Part-Per-Billion Stability Study
The purpose of this study was to determine the stability of elements at the ppb level in low density polyethylene (LDPE) bottles. The stability of metals at the ppb level in this container material was of consequential concern. In work reported previously, it was found that LDPE is the cleanest container material (see Container Material Properties for details) for trace metals solutions.
- A blend of 65 elements from Inorganic Ventures / IV Labs' CMS-SET was prepared at the 0, 2, 10, and 100 ppb concentration level in 1 % (v/v) HNO3 at the start of the study.
- The set consists of the following:
- CMS-1 - 10 µg/mL Ce, Dy, Er, Eu, Gd, Ho, La, Lu, Nd, Pr, Sm, Sc, Tb, Th, Tm, U, Yb, Y in 3.5 % HNO3
- CMS-2 - 10 µg/mL Au, Ir, Pd, Pt, Re, Rh, Ru, and Te in 3.5 % HCl
- CMS-3 - 10 µg/mL Ge, Hf, Mo, Nb, Ta, Sn, Ti, W, and Zr in 3.5 % HNO3 tr. HF
- CMS-4 - 10 µg/mL Sb, As, Ba, Be, Bi, B, Cd, Ga, In, Pb, Se, Tl, and V in 3.5 % HNO3
- CMS-5 - 10 µg/mL Ag, Al, Ca, Cs, Cr+3, Co, Cu, Fe, Li, Mg, Mn, Ni, K, Rb, Na, Sr, and Zn in 3.5 % HNO3
- Only LDPE bottles (500 mL) were used.
- The LDPE bottles were acid leached with 1% nitric acid for 59 hours at 60 °C. New blends prepared in the same way were compared to the original preparation at 1, 3, 25, 75, 137, 300, and 375 days.
- The New blends were compared to the original blend using ICP-MS and the relative % loss was calculated.
- The ICP-MS used is in a clean room limiting environmental contamination (opened 1 % nitric acid solutions in similar LDPE bottles placed around the auto-sampler yielded no detectable environmental contamination at times of ~ 100 hours).
- Measurements of each blend were made in the same LDPE bottle i.e. the blend was not exposed to any other container during the study.
- Hg was not stable long enough to measure (minutes).
- Au was the next most unstable element, showing instability at the 2, 10, and 100 ppb levels at 3 days.
- Ag showed instability only at the 10 and 100 ppb levels at 137 days.

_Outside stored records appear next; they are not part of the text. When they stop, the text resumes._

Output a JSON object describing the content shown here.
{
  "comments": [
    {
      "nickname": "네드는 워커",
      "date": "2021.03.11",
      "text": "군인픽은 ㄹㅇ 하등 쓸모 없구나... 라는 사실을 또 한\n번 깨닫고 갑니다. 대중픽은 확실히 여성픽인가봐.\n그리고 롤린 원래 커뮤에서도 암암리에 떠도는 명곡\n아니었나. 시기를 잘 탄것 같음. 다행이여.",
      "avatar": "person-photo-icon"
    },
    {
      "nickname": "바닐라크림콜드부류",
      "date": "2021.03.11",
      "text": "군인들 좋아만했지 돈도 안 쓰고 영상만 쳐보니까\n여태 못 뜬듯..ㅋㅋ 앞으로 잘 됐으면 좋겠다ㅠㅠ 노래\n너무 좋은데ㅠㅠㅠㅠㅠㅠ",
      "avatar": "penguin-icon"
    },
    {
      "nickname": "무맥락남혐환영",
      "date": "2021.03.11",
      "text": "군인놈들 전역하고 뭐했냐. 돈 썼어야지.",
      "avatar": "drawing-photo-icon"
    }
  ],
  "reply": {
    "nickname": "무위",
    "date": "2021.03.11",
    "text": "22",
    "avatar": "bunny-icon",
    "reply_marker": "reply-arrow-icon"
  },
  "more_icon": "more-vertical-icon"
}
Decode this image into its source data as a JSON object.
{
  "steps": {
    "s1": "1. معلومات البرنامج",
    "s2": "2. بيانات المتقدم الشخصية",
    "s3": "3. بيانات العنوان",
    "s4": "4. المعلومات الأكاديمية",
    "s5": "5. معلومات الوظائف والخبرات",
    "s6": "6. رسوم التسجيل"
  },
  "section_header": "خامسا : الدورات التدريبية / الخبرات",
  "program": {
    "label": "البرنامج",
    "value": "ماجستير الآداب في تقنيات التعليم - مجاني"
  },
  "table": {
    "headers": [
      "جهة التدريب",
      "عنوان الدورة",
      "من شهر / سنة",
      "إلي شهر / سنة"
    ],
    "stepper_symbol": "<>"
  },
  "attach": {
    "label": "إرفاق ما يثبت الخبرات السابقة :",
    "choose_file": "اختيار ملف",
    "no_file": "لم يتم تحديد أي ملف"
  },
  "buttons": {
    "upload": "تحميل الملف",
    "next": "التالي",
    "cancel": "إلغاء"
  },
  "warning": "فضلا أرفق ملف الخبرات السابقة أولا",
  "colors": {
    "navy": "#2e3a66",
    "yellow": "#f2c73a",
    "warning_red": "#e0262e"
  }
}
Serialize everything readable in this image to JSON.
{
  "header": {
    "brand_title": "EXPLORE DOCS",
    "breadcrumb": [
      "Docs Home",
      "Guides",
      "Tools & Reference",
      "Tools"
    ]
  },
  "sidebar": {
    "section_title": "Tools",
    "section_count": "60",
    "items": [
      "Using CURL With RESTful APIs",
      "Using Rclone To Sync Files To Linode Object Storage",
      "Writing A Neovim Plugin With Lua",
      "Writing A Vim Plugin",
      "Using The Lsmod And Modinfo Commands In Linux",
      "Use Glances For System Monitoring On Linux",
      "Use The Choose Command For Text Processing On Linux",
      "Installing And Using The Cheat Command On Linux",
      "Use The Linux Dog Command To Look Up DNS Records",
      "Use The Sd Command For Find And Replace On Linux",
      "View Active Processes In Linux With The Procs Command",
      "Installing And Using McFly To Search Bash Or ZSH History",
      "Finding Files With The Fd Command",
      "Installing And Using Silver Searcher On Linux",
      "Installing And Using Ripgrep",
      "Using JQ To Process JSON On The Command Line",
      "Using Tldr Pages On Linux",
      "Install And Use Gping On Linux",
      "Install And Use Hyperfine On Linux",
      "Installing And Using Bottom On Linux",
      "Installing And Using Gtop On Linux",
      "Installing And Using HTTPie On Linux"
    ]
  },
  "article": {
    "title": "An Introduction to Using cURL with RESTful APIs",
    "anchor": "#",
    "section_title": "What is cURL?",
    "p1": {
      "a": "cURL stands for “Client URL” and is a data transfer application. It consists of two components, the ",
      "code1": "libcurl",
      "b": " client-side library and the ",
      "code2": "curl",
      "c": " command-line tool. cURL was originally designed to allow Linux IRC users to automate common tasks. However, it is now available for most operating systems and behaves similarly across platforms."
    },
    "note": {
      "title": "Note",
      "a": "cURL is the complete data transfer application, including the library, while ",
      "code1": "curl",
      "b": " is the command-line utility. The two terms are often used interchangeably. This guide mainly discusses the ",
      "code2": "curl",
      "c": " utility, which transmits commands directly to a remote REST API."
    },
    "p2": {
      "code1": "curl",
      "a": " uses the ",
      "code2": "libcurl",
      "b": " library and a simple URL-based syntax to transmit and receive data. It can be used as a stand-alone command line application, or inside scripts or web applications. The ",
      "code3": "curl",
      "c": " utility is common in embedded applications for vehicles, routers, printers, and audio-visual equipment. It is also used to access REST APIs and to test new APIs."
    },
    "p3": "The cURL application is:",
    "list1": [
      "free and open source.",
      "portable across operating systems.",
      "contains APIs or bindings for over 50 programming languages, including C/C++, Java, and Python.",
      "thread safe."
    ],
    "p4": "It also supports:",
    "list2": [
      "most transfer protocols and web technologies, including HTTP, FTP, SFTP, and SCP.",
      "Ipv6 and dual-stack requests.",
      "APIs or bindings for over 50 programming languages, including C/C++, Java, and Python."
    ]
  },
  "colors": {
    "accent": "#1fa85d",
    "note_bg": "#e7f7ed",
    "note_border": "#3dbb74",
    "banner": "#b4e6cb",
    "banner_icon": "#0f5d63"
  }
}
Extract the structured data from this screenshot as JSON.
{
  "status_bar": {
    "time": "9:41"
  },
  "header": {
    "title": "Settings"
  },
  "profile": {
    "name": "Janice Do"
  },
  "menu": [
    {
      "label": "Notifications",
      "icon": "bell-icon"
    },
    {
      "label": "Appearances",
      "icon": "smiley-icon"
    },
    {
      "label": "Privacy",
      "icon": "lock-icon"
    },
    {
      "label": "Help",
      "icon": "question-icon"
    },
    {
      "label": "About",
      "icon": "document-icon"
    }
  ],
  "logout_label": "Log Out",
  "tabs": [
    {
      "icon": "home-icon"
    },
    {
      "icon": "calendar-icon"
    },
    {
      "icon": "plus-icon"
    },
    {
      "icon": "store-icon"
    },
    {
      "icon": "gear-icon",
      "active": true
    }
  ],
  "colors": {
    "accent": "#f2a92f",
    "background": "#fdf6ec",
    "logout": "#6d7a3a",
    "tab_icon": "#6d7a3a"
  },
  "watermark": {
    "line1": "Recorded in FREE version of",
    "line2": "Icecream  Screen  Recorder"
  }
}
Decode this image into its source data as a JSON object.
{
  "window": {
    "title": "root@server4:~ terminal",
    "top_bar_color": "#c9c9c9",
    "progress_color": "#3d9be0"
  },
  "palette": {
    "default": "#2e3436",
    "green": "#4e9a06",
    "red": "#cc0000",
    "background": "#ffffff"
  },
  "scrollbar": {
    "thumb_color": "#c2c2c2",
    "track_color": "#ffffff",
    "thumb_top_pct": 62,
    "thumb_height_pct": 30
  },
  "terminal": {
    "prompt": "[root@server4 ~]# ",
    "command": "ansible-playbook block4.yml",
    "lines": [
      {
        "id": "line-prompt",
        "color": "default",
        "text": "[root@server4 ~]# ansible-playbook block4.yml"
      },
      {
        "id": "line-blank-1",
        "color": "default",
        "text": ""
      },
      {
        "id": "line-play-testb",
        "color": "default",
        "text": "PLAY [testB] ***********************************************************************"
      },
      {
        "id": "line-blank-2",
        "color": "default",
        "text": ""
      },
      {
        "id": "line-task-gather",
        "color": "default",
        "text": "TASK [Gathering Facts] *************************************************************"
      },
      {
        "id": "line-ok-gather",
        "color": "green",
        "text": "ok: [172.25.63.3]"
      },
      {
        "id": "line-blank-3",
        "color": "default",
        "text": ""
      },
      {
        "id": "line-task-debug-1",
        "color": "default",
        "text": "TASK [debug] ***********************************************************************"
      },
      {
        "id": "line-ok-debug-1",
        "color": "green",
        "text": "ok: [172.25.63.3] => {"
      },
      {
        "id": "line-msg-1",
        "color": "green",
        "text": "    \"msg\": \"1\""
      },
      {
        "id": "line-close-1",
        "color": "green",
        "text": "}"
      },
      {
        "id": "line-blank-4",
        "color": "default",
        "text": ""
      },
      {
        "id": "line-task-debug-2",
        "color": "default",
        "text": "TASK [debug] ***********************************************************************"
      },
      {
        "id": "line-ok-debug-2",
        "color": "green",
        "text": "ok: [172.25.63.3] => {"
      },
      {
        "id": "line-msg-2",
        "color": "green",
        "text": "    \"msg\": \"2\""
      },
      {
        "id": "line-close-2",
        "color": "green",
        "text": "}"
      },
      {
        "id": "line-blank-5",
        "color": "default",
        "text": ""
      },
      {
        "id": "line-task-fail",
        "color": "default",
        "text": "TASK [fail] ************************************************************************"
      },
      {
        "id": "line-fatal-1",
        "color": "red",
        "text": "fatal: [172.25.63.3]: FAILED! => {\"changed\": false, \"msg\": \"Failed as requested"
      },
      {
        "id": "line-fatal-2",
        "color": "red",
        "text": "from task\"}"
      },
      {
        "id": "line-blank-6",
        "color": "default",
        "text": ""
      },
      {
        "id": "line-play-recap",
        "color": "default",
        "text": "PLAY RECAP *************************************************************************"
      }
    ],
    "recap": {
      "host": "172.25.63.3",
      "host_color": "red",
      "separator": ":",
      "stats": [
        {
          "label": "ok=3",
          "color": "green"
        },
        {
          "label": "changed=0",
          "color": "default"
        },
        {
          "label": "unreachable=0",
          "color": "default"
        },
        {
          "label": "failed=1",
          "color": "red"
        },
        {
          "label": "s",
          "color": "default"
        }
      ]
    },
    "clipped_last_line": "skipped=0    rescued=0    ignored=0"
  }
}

- Pd showed instability only at the 2 and 10 ppb levels at 3 days.
- Pt and Ta showed instability only at the 2 and 10 ppb levels at 137 days.
- Ir showed instability only at the 2 ppb level at 300 days.
- Mo, Sn, and Hf showed instability only at the 2 ppb level at 375 days.
- All other elements showed no instability at 2-100 ppb for 375 days, including:
Ce, Dy, Er, Eu, Gd, Ho, La, Lu, Nd, Pr, Sm, Sc, Tb, Th, Tm, U, Yb, Y, Re, Rh, Ru, Te, Ge, Nb, Ti, W, Zr, Sb, As, Ba, Be, Bi, B, Cd, Ga, In, Pb, Se, Tl, V, Al, Ca, Cs, Cr+3, Co, Cu, Fe, Li, Mg, Mn, Ni, K, Rb, Na, Sr, and Zn.
Graphed data for each element that showed instability is available in part 7 of our Trace Analysis guide.
- The 1 % nitric acid solutions of the alkali, alkaline, and rare earth elements do not show any instability at the 2-100 ppb level in LDPE.
- The majority of elements studied were found to be stable for 1 year at the 2-100 ppb level.
- Silver (Ag) is the only unstable element found that is stable at the 2 ppb level. Ag's instability is most likely linked to its chloride chemistry (photo-reduction, precipitation).
- Gold (Au) and Mercury (Hg), which are similar in stability, are the most unstable elements and are the only elements unstable at all of the concentration levels studied. They are also reported to stabilize one another.
- Platinum (Pt), Tantalum (Ta), Molybdenum (Mo), Tin (Sn), Hafnium (Hf), and Iridium (Ir) were originally present as a fluoride or chloride complex.
If you have questions about this study, feel free to contact us and we'll be happy to discuss our data further.